1. ‘Let Us Not Flatter Ourselves’: Abolition’s History

1. ‘Let Us Not Flatter Ourselves’: Abolition’s History

Remembering the antecedents of today’s abolitionist movement. With Daniel Minter, co-founder of Indigo Arts Alliance, Lydia Moland, Professor of Philosophy at Colby College, and Kate McMahon, National Museum of African American History and Culture. Moderated by Marcelle Medford, Professor of Sociology at Bates College. 

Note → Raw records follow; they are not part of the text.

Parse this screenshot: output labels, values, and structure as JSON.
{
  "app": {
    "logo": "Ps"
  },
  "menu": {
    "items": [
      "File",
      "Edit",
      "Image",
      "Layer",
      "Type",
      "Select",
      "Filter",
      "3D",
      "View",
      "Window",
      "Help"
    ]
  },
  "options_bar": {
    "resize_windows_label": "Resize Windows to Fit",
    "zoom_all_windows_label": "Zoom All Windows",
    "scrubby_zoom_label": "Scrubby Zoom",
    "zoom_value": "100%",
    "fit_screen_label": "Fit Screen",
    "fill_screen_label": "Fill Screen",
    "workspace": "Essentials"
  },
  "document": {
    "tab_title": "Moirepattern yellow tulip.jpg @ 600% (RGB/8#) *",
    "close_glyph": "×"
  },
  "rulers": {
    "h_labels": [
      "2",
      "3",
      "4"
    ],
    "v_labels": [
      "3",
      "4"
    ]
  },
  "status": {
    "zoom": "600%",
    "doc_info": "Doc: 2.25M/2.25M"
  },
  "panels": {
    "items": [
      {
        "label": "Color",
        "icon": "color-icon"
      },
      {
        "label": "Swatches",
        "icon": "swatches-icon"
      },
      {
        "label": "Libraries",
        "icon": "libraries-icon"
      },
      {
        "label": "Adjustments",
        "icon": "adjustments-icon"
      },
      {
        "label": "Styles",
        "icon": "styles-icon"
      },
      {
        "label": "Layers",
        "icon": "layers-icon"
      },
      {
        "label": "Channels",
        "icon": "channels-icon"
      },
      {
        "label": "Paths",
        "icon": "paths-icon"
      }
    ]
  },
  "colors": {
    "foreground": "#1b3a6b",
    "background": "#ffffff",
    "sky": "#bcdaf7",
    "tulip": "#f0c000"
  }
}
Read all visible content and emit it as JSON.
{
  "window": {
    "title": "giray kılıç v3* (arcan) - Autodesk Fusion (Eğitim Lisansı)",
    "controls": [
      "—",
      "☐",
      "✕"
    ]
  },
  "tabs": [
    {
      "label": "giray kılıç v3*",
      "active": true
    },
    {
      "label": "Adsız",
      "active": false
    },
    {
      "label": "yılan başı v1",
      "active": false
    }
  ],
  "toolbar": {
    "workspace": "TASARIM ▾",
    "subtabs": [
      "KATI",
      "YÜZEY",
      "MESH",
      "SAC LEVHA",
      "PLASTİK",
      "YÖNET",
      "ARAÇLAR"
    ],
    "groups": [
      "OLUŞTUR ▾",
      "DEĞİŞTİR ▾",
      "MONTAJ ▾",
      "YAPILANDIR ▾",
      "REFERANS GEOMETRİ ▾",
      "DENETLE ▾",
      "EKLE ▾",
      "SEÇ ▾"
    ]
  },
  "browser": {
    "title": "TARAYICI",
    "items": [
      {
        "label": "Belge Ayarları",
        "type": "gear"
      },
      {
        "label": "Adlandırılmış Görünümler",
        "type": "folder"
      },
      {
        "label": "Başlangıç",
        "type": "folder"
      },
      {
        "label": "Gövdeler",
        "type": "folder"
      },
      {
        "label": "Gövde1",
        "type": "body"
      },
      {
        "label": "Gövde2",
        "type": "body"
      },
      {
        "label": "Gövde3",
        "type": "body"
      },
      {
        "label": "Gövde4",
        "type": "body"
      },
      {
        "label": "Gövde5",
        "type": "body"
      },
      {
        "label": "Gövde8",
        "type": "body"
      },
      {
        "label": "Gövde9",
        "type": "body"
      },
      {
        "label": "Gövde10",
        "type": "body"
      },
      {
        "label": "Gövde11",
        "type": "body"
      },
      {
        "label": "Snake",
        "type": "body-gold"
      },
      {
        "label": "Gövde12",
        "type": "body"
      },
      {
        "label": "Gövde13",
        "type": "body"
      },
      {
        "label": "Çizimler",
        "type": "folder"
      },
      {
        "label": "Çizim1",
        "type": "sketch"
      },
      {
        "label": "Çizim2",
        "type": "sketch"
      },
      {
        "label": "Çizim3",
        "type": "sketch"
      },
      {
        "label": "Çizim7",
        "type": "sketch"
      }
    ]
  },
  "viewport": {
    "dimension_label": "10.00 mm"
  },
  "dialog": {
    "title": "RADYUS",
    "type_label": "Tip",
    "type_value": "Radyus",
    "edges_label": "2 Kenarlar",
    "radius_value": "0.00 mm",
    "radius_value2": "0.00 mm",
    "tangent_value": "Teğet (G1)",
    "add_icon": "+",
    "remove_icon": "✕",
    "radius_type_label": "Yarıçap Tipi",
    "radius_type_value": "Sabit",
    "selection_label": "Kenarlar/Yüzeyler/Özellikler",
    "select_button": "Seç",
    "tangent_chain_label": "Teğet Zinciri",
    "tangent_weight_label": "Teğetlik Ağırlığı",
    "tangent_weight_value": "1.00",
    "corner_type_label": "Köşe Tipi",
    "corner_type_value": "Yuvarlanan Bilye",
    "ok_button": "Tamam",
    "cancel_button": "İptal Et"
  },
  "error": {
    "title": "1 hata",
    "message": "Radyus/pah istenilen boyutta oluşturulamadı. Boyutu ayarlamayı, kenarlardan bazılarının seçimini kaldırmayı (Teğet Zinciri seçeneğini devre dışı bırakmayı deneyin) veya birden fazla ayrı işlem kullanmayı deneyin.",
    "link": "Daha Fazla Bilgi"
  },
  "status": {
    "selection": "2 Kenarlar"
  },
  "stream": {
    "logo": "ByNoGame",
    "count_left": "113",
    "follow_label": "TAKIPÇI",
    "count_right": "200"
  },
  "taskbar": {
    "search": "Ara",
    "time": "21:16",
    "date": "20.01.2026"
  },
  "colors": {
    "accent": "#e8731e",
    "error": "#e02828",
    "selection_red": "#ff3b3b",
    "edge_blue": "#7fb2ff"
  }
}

The Freedom & Captivity Podcast presents conversations with people at the forefront of abolitionist organizing and visioning in Maine. A new episode is launched weekly during fall 2021. The episodes will cover a broad range of issues, from abolition’s history in Maine to current calls to end youth incarceration; from alternatives to punishment that prioritize harm reduction and a different approach to drug policy to the impact on families of the criminal legal system; from the disproportionate policing experiences by Black and brown people to the use of surveillance to monitor political dissent. The Portland Media Center sponsors the podcast, which is produced by Catherine Besteman, edited by sound engineers Josh Riddle and Dino Raymond, and accompanied by the music of Samuel James.

Stream the episode above or access it via SpotifyApple PodcastsGoogle PodcastsAudible, or the Portland Media Center website.

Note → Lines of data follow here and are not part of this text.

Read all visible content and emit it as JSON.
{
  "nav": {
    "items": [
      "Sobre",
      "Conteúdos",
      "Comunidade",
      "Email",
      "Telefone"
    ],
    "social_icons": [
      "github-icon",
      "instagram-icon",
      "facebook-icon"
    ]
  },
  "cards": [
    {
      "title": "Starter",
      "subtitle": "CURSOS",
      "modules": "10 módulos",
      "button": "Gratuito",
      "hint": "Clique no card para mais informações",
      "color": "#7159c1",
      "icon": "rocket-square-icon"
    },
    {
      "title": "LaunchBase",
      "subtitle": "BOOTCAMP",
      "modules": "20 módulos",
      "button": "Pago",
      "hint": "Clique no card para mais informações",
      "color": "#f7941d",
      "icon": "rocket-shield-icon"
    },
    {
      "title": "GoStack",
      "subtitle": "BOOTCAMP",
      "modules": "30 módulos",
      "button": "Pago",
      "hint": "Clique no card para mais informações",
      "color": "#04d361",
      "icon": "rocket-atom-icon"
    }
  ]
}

Resources for further learning:


Center for the Study of Global Slavery at NMAAHC

– Mumia Abu-Jamal (2020) “Casting Off the Shadows of Slavery: From One Struggle to Another. Lessons From the First Abolition Movement.” Level. October 26.

– Ruha Benjamin (2019) Race After Technology: Abolitionist Tools for the New Jim Code. Wiley.

– Kellie Carter Jackson (2019) Force and Freedom: Black Abolitionists and the Politics of Violence. University of Pennsylvania Press.

– Lydia Moland (2022) Never the Same Again: The Radical Conscience of Lydia Maria Child. University of Chicago Press.